That’s the essence of value investing, which is the most reliable way to build wealth in stocks whether your objective is growth or dividends. And at a time when so many are following price momentum–selling falling stocks and buying rising ones–there’s rarely been a better time to use a value approach and line your pockets for years to come.
I think you've hit the nail on the head with your question. While I do not regularly trade CQP, I will definitely be playing the SPO/dividend cycle here over the next month or so. I was alerted to the opportunity by a contributor over on the AGNC message board, where a group of regular traders constantly (and fairly expertly) discuss the post-SPO rally and subsequent dividend run-up in that stock (and a select few additional mREITS) virtually every quarter. In my estimation, there are few set-ups better than the stock price pullback triggered by a SPO announcement in a quality, high-dividend stock - followed by a dividend run-up in that stock. Given the research I've done in the past severaI days, I am aware that there are those who will question the "quality" part of that description when it comes to CQP, but I would anticipate a solid positive move in this stock between now and the anticipated (but not yet declared) ex-dividend date in late October. I am particularly encouraged by the fact that in the 3 trading days since CQP's 8 million-share SPO announcement, over 7.8 million shares have traded - in a stock that had traded an average of only about 113,00 shares a day prior to the SPO. So, one may conclude that the bulk of the SPO shares have been sold, and that the biggest part of the SPO price pullback has already occurred. This is not to say the the share price can't meander and even weaken a bit more before bottoming, as evidenced by the research on CQP's last SPO shared over on the AGNC message board (look for the thread "CQP: the next 2 weeks post-offering"). Most of us who trade AGNC like this every quarter use the leverage of long Call Options to maximize our returns in the dividend runs. I know that we have been waiting for the November options to come out for CQP before getting involved. Those options are now open for trading, and I know of at least a couple of the AGNC regulars who have already started legging in to CQP November calls, BUT please note that there is not necessarily any reason to rush into these Calls. One more note - if' you're looking for additional opportunities for these kinds of plays in the next month or so, keep an eye on the AGNC board, where we're all getting ready to put some of AGNC profits to work in several energy MLPs. Hope this all helps, and best of luck to you.

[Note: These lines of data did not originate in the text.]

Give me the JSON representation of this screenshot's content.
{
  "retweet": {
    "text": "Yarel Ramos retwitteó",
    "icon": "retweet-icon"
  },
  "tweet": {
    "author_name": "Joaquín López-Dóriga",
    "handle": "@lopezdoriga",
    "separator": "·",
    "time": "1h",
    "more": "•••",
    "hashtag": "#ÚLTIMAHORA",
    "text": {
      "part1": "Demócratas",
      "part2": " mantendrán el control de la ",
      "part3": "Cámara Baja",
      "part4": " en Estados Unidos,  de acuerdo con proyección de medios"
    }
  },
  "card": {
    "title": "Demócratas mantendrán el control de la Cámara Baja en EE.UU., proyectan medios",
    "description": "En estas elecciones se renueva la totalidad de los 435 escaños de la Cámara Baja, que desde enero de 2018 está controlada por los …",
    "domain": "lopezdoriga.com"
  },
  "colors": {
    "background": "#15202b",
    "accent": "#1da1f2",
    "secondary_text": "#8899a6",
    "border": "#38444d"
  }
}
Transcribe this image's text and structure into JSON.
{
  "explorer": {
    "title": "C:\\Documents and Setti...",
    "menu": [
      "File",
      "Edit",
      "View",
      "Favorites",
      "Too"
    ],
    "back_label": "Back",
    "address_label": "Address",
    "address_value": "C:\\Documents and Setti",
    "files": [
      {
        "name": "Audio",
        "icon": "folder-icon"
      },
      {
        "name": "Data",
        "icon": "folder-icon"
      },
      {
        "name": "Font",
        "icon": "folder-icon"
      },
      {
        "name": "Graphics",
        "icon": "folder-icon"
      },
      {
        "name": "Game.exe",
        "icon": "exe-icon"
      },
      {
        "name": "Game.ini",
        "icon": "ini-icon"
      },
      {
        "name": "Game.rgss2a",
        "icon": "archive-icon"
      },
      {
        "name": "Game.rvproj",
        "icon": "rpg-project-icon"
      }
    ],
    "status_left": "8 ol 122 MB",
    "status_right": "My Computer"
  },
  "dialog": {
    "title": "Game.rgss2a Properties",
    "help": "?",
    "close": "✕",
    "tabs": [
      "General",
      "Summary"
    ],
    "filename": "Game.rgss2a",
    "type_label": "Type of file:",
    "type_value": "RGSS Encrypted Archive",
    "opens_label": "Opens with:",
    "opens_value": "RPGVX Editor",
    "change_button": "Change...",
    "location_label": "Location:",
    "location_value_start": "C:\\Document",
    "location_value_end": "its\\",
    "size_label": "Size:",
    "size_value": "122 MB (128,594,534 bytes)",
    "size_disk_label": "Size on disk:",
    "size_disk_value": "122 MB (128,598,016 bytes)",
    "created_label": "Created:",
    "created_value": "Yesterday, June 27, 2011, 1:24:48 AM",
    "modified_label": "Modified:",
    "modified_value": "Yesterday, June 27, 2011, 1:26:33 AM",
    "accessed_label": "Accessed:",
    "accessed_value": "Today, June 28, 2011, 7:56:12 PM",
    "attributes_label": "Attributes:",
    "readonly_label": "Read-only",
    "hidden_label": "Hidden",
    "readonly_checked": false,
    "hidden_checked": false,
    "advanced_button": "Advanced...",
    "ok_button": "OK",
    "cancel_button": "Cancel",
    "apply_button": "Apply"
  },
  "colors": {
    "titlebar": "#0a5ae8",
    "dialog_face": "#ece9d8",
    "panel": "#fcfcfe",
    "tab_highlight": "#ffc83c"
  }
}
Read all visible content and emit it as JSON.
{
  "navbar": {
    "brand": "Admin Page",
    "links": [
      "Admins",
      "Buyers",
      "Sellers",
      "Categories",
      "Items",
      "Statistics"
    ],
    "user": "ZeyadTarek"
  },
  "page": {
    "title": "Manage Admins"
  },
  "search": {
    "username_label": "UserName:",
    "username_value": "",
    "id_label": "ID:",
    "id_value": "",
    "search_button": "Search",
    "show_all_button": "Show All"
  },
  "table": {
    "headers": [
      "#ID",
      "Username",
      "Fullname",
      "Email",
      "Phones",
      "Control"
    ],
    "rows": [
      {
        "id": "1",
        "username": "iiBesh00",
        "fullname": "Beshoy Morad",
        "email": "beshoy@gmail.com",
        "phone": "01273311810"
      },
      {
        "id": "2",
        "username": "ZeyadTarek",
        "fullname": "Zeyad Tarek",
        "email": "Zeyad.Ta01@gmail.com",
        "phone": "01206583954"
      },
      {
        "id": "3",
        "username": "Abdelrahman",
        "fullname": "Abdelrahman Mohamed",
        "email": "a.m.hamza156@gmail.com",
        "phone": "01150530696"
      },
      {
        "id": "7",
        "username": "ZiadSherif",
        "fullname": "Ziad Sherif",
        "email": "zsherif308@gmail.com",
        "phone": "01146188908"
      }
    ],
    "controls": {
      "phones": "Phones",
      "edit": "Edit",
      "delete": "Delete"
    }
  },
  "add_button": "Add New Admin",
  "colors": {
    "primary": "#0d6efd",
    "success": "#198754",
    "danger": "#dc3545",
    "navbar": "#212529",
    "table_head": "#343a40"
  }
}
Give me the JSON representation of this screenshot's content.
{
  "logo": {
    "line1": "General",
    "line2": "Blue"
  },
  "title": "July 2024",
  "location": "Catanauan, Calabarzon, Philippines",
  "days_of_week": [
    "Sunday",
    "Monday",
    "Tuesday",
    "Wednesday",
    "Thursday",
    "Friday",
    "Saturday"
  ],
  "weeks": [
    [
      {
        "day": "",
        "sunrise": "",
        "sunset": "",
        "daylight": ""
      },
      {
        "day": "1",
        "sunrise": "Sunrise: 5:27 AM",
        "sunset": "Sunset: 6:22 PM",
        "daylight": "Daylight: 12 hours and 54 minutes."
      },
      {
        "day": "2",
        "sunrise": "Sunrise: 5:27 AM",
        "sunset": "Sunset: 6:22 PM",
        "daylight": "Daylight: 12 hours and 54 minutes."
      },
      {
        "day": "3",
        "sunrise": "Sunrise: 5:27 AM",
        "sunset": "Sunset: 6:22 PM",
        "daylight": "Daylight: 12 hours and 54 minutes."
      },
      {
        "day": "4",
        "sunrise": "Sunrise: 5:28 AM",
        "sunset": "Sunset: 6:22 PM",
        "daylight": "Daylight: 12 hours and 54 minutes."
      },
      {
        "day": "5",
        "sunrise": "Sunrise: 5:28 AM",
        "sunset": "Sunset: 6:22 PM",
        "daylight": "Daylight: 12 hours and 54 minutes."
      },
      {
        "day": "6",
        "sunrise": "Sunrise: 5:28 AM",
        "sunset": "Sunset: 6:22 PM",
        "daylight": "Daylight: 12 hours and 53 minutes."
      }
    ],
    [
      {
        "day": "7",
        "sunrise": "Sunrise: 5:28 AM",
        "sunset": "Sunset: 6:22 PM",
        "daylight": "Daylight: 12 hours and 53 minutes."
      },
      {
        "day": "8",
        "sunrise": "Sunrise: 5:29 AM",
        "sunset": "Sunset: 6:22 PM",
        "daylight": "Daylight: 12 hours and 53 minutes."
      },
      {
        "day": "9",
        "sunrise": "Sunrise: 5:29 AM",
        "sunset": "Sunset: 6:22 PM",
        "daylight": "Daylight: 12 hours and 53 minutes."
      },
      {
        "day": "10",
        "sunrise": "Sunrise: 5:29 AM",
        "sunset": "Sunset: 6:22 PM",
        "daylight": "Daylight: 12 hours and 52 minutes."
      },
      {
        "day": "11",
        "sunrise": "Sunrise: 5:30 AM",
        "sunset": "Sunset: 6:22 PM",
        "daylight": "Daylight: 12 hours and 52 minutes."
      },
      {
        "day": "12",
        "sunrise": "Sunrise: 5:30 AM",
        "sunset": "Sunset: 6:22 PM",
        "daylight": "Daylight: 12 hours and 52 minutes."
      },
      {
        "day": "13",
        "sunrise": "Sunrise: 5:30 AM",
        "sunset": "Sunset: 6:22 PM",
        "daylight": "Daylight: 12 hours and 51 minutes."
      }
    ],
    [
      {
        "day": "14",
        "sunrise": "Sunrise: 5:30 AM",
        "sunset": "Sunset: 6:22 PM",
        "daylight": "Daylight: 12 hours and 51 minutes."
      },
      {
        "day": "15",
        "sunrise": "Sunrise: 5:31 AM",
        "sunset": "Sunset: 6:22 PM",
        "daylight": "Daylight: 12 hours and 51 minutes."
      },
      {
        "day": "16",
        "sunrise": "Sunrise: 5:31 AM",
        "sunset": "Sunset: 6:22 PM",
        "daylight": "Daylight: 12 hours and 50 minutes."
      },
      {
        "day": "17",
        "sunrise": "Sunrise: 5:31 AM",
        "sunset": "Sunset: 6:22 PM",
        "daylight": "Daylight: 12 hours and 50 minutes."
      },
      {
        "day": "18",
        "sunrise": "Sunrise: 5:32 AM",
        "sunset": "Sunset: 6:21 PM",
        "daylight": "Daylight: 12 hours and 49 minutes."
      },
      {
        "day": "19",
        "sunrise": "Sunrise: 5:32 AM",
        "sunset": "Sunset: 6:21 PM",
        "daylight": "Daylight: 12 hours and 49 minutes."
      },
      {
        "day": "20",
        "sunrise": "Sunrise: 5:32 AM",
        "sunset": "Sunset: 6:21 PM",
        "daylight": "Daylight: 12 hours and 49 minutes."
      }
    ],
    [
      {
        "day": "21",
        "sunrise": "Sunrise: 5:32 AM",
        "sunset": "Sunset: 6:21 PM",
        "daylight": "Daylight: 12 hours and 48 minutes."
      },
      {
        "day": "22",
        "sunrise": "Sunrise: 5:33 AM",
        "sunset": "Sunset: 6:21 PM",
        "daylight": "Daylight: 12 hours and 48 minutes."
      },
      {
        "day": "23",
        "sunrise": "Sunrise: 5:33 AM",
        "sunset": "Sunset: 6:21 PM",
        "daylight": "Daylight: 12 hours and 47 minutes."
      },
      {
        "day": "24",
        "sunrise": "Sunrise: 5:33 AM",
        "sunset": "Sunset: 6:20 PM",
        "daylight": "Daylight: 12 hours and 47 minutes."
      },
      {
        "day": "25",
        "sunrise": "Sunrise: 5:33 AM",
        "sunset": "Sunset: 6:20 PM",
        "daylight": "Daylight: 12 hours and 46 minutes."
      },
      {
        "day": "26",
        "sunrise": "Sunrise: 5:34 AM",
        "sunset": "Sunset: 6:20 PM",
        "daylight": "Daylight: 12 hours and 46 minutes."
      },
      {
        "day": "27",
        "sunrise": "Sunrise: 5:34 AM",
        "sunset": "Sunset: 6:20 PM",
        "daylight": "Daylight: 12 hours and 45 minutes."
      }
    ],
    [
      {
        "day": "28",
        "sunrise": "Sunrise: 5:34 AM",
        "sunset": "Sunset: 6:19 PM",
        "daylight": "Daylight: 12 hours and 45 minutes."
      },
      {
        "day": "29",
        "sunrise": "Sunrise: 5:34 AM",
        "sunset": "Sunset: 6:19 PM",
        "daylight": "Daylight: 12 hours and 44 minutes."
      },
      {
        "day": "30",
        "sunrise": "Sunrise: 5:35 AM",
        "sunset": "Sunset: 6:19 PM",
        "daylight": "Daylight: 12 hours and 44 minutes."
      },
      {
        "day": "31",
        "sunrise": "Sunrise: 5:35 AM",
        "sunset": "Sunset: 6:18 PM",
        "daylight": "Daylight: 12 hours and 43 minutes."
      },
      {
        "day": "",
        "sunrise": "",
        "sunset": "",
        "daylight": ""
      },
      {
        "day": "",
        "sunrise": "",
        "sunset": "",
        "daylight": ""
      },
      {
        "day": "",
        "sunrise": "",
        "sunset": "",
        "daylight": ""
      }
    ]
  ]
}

here's an snippet on how fast an LNG export facility can pay for itself (and sabine pass may be the only location to receive approval for awhile)
"But the industry is capital-intensive and costs are considerable: A “typical” investment includes an outlay of over a billion dollars for liquefaction, ships at over two hundred million per vessel, and a receiving terminal at half a billion to a billion dollars. Yet even with those costs, the economic incentive is there. Currently, the North America pays just over $3 per MMBtu while the Japanese spot market price hovers around $13 per MMBtu."
Long-term contract shipments to Japan would likely be priced at less than $10 per MMBtu, according to Reuters. That’s a deep delta. Investments in supplying LNG to hungry Asian markets may yield payback periods of under five years for the first players into the game, according to recent reports by Wood MacKenzie, a global energy consulting firm based in Annapolis, Maryland.
When CQP/LNG is up and running, the payback will be very fast = lots of profit. (All of this hinges upon Obama's interference)